PubMed 17105730

Referenced in Channelpedia wiki pages of: none

Automatically associated channels: ClvC4 , ClvC7

Title: The expression of Clcn7 and Ostm1 in osteoclasts is coregulated by microphthalmia transcription factor.

Authors: Nicholas A Meadows, Sudarshana M Sharma, Geoffrey J Faulkner, Michael C Ostrowski, David A Hume, Alan I Cassady

Journal, date & volume: J. Biol. Chem., 2007 Jan 19 , 282, 1891-904

PubMed link:

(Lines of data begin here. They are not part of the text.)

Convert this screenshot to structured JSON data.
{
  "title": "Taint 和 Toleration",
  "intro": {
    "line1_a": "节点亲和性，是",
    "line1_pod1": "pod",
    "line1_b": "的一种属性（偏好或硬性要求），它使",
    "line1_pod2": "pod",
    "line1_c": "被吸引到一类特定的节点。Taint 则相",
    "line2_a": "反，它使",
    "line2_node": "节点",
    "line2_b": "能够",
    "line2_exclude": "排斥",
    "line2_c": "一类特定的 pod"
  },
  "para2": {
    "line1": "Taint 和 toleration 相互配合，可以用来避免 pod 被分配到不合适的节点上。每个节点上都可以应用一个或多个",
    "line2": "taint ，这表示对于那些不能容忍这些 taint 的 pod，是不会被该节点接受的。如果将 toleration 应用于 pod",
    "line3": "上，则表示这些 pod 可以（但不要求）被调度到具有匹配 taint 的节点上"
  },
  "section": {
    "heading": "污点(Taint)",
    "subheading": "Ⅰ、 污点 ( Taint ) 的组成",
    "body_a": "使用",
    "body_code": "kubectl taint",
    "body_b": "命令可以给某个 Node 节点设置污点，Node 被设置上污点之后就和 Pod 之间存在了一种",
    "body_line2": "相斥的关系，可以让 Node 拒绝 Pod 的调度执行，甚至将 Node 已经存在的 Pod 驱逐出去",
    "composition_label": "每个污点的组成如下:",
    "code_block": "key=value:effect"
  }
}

Microphthalmia transcription factor (MITF) regulates osteoclast function by controling the expression of genes, including tartrate-resistant acid phosphatase (TRAP) and cathepsin K in response to receptor activator of nuclear factor-kappaB ligand (RANKL)-induced signaling. To identify novel MITF target genes, we have overexpressed MITF in the murine macrophage cell line RAW264.7 subclone 4 (RAW/C4) and examined the gene expression profile after sRANKL-stimulated osteoclastogenesis. Microarray analysis identified a set of genes superinduced by MITF overexpression, including Clcn7 (chloride channel 7) and Ostm1 (osteopetrosis-associated transmembrane protein 1). Using electrophoretic mobility shift assays, we identified two MITF-binding sites (M-boxes) in the Clcn7 promoter and a single M-box in the Ostm1 promoter. An anti-MITF antibody supershifted DNA-protein complexes for promoter sites in both genes, whereas MITF binding was abolished by mutation of these sites. The Clcn7 promoter was transactivated by coexpression of MITF in reporter gene assays. Mutation of one Clcn7 M-box prevented MITF transactivation, but mutation of the second MITF-binding site only reduced basal activity. Chromatin immunoprecipitation assays confirmed that the two Clcn7 MITF binding and responsive regions in vitro bind MITF in genomic DNA. The expression of Clcn7 is repressed in the dominant negative mutant Mitf mouse, mi/mi, indicating that the dysregulated bone resorption seen in these mice can be attributed in part to transcriptional repression of Clcn7. MITF regulation of the TRAP, cathepsin K, Clcn7, and Ostm1 genes, which are critical for osteoclast resorption, suggests that the role of MITF is more significant than previously perceived and that MITF may be a master regulator of osteoclast function and bone resorption.